construct another nonlinear system [

Several frequency domain
identification techniques are used in practice to identify the model
parameters. One such method is the eigensystem realization algorithm (ERA)
technique [

A
basic relationship between the Markov parameters and the input and output
relationship in discrete time is

Excitation inputs for ERA method.

The dynamics of (finite dimensional)
linear time-invariant (LTI) systems are governed by a state space model of the
form

The first step in applying balanced
truncation is to compute a coordinate transformation

A balanced realization needs a
similarity transformation

Balanced model
reduction requires the knowledge of the controllability and observability
gramians. The latter are obtained by solving Lyapunov equations, which is
prohibitive for large-scale systems. For a system with

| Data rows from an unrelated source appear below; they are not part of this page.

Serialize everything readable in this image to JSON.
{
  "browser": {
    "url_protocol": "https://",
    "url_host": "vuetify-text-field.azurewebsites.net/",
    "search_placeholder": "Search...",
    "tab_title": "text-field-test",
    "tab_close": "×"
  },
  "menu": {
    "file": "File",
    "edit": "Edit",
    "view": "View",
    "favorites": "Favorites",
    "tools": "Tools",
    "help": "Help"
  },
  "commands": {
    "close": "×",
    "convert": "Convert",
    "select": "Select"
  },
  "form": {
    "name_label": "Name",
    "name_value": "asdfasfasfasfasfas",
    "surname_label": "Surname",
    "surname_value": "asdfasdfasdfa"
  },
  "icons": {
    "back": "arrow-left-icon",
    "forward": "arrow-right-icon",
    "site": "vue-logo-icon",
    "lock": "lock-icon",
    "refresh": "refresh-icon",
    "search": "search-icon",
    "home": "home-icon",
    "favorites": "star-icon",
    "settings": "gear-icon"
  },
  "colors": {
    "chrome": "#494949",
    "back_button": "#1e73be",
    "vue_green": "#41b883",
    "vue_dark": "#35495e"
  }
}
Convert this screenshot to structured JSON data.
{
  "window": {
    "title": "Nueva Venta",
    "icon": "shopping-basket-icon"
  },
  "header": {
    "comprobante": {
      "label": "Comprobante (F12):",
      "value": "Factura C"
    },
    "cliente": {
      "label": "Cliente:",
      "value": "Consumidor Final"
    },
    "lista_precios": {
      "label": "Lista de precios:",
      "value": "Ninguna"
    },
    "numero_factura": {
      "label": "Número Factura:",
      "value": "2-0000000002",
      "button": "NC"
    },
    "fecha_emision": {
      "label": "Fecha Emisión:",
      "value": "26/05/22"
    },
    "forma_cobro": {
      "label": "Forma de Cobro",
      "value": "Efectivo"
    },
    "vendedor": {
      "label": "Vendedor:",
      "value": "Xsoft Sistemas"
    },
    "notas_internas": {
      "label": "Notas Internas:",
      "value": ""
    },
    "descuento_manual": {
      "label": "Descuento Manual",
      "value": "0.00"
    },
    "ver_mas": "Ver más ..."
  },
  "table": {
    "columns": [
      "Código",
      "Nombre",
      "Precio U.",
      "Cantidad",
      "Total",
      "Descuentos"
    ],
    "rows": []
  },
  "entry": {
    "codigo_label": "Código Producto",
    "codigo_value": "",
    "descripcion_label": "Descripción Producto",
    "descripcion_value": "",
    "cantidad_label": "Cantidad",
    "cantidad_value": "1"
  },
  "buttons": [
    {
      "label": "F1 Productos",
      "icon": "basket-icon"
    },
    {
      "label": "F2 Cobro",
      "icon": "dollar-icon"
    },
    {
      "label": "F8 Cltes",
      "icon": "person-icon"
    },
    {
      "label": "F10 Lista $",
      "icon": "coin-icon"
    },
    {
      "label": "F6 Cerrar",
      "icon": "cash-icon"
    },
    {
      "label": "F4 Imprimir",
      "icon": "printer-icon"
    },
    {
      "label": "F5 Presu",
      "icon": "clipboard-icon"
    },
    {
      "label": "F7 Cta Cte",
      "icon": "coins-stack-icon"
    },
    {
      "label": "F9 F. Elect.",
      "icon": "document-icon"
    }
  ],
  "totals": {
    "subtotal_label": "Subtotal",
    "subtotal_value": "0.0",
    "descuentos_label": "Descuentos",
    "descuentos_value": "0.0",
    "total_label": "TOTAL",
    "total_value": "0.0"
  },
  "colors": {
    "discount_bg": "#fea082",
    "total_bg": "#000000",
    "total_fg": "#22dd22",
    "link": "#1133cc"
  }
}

The
computation cost to solve large Lyapunov equations for the controllability and observability gramians prompts us to propose a
balanced truncation algorithm, based on empirical gramians constructed from
input-output data measurements. To this end, let us first introduce the

The product of the

The empirical balanced truncation
based on linear systems is applied to the Galerkin model

The reduced-order model is derived as
discussed through the construction of the immersion/projection nonlinear system
pair

Projected and POD model coefficients.

In
Figure

Comparison of Hankel singular values.

In
Figure

Full- and reduced-order models' responses.

An

Closed-loop control system for tracking.

From Figure

Flow initial condition and reference.

Controlled flow.

Empirical
balanced truncation has been considered in conjunction with POD as an approach
for deriving reduced-order models and applied to 2D Burgers’ equation. Like
POD, empirical balanced truncation is based on simulation/experimental data and
can be implemented via standard matrix computations. Improvements to the scheme originally
proposed in [

This work was supported in part by an Air Force Summer Faculty Fellowship Program, Air Force Office of Scientific Research under Contract AF-FA9550-08-1-0450, and National Science Foundation under Contract NSF-CMMI-0825921.